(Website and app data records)
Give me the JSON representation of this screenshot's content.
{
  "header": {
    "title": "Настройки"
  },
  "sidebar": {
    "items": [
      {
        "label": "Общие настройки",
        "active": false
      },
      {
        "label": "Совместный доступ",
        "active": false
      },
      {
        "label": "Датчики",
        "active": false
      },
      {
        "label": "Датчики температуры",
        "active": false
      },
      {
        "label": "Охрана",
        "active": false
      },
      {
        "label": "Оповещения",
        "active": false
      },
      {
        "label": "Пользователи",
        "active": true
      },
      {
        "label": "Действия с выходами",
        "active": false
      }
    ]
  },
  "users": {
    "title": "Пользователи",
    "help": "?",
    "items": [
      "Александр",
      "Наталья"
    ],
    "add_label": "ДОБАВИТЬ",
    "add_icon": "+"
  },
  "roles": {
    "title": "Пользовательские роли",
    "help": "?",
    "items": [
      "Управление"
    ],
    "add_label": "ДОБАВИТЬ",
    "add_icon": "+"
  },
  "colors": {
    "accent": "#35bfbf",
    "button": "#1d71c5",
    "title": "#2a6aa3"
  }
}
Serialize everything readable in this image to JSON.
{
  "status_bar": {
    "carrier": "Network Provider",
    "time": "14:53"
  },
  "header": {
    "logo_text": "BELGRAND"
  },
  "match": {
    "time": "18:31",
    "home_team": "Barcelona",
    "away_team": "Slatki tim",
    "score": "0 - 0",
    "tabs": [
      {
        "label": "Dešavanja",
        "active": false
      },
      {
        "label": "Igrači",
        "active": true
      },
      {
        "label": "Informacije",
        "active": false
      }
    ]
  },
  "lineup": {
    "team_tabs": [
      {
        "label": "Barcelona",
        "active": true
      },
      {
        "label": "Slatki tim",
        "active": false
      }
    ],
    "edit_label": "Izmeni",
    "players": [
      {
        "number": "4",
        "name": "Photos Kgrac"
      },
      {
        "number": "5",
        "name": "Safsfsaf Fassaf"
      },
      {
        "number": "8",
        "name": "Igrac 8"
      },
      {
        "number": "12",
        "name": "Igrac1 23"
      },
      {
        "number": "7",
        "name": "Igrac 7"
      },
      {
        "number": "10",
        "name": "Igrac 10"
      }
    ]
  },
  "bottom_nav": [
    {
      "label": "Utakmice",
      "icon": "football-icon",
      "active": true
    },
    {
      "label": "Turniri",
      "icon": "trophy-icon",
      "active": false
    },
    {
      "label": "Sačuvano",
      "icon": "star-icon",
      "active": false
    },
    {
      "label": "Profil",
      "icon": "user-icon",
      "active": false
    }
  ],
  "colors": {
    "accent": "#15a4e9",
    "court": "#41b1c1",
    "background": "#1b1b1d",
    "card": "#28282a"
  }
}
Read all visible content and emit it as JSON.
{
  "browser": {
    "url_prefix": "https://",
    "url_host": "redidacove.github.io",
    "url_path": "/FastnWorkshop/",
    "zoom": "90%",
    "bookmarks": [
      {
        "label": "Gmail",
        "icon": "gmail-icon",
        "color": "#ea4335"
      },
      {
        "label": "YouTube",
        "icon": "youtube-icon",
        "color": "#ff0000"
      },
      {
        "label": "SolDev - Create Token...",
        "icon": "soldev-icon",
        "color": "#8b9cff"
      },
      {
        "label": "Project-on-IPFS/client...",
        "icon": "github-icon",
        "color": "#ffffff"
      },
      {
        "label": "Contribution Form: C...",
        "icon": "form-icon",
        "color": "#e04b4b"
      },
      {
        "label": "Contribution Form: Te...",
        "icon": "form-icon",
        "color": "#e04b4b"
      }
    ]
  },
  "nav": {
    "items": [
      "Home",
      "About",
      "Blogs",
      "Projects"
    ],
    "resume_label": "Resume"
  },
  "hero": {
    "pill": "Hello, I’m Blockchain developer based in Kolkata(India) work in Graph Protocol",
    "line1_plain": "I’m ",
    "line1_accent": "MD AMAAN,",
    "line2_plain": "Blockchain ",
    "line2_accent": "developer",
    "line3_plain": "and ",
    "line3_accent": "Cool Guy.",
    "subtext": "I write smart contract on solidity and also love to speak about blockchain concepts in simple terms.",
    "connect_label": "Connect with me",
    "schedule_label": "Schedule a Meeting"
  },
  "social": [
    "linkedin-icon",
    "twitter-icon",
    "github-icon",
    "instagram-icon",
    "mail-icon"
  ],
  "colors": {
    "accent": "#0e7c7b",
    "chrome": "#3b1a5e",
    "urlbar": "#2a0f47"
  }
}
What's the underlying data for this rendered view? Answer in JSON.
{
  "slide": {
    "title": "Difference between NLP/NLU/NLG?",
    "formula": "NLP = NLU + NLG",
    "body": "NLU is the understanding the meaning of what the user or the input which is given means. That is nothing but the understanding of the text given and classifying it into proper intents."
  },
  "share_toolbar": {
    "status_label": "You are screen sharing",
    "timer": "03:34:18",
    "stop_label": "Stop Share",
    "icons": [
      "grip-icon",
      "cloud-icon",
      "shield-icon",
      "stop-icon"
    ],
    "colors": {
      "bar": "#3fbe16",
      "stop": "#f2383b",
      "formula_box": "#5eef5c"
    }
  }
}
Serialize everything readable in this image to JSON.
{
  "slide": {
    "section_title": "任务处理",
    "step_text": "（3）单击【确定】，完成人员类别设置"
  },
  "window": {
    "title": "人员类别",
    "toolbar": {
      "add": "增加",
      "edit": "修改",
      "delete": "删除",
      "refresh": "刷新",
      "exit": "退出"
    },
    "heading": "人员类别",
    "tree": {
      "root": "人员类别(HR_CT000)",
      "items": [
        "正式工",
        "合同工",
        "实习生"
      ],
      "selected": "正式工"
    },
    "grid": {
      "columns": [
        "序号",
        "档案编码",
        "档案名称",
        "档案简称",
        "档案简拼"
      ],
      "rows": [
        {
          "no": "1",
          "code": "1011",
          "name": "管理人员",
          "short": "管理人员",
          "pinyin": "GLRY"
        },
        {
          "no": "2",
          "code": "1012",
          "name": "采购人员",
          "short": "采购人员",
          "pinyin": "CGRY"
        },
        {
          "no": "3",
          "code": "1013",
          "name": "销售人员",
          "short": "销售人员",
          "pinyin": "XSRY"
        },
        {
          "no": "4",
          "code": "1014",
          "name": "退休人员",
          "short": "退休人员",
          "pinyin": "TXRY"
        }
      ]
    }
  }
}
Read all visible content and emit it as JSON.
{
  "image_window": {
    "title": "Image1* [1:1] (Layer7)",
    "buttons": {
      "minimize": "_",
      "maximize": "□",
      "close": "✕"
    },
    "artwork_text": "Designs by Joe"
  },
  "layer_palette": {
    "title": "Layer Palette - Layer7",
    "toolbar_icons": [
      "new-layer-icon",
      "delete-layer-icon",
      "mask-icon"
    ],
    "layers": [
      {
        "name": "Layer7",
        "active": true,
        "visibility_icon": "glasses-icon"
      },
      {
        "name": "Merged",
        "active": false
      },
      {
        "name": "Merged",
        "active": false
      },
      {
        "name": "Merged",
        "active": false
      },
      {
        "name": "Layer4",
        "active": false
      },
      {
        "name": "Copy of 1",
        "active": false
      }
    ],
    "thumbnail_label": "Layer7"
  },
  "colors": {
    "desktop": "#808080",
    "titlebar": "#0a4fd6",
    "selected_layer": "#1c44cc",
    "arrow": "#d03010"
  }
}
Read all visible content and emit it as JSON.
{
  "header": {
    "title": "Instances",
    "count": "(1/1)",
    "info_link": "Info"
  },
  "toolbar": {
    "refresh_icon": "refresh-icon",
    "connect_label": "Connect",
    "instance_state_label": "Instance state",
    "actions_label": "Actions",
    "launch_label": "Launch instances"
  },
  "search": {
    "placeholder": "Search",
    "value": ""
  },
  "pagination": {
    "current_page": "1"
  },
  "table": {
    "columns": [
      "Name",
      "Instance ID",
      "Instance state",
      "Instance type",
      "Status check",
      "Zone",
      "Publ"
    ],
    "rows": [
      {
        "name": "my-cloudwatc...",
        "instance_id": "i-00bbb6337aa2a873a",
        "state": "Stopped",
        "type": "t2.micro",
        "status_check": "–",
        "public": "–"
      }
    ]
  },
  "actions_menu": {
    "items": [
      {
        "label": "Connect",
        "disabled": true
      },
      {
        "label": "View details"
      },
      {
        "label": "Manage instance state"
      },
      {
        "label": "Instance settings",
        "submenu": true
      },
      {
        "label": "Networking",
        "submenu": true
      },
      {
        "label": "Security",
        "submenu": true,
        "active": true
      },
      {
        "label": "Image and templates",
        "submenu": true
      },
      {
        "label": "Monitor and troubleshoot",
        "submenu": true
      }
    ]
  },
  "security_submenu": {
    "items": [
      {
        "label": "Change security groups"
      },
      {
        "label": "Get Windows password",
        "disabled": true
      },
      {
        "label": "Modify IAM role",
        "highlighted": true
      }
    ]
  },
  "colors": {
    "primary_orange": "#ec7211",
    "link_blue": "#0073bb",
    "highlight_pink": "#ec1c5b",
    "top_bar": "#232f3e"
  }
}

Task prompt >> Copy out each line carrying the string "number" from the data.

Exercise answer >>
        "number": "4",
        "number": "5",
        "number": "8",
        "number": "12",
        "number": "7",
        "number": "10",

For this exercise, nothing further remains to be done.